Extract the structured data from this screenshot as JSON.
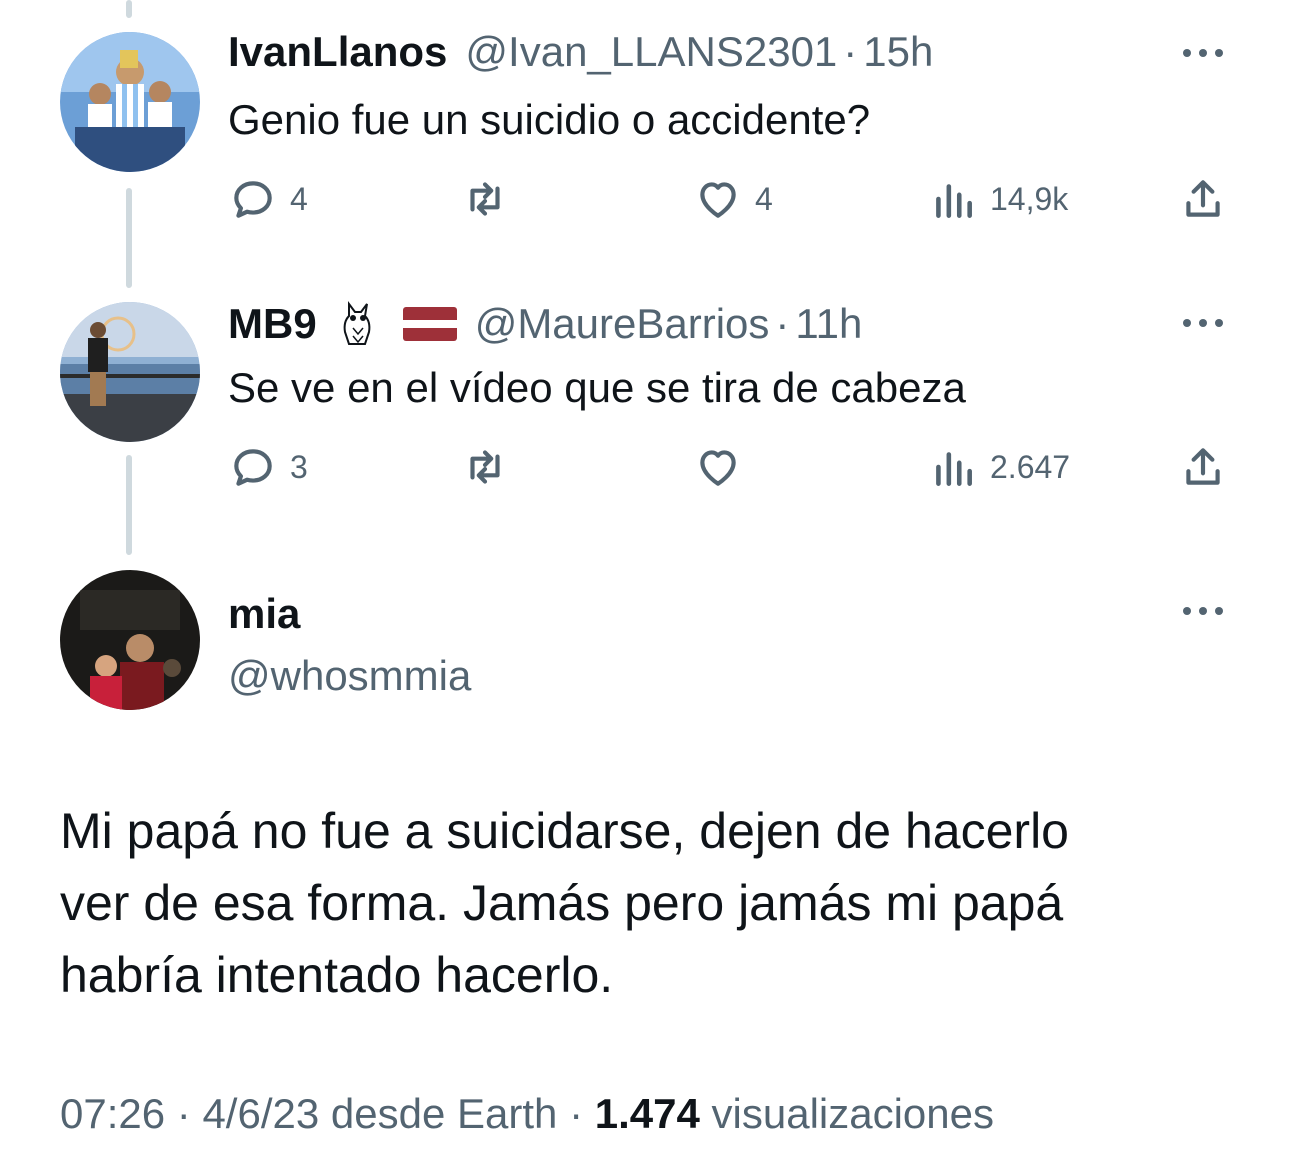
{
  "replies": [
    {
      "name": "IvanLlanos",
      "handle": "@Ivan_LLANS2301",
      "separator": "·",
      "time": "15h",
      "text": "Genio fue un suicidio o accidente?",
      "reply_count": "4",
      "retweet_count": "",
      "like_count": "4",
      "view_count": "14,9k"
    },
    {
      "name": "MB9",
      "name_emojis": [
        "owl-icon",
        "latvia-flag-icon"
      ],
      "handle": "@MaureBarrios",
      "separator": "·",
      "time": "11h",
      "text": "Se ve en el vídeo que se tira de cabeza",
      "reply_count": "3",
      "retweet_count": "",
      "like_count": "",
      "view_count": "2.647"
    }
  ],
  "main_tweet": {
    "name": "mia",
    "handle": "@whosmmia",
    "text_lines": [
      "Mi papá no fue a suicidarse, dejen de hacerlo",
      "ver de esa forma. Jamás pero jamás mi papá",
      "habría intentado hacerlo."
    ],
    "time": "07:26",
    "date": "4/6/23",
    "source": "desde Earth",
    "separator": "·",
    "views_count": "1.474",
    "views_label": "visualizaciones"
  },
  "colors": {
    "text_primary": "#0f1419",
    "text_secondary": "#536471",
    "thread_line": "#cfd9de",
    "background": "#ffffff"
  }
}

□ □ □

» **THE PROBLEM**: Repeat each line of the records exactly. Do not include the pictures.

» **ANSWER FOR THE TASK**:
Extract the structured data from this screenshot as JSON.
{
  "replies": [
    {
      "name": "IvanLlanos",
      "handle": "@Ivan_LLANS2301",
      "separator": "·",
      "time": "15h",
      "text": "Genio fue un suicidio o accidente?",
      "reply_count": "4",
      "retweet_count": "",
      "like_count": "4",
      "view_count": "14,9k"
    },
    {
      "name": "MB9",
      "name_emojis": [
        "owl-icon",
        "latvia-flag-icon"
      ],
      "handle": "@MaureBarrios",
      "separator": "·",
      "time": "11h",
      "text": "Se ve en el vídeo que se tira de cabeza",
      "reply_count": "3",
      "retweet_count": "",
      "like_count": "",
      "view_count": "2.647"
    }
  ],
  "main_tweet": {
    "name": "mia",
    "handle": "@whosmmia",
    "text_lines": [
      "Mi papá no fue a suicidarse, dejen de hacerlo",
      "ver de esa forma. Jamás pero jamás mi papá",
      "habría intentado hacerlo."
    ],
    "time": "07:26",
    "date": "4/6/23",
    "source": "desde Earth",
    "separator": "·",
    "views_count": "1.474",
    "views_label": "visualizaciones"
  },
  "colors": {
    "text_primary": "#0f1419",
    "text_secondary": "#536471",
    "thread_line": "#cfd9de",
    "background": "#ffffff"
  }
}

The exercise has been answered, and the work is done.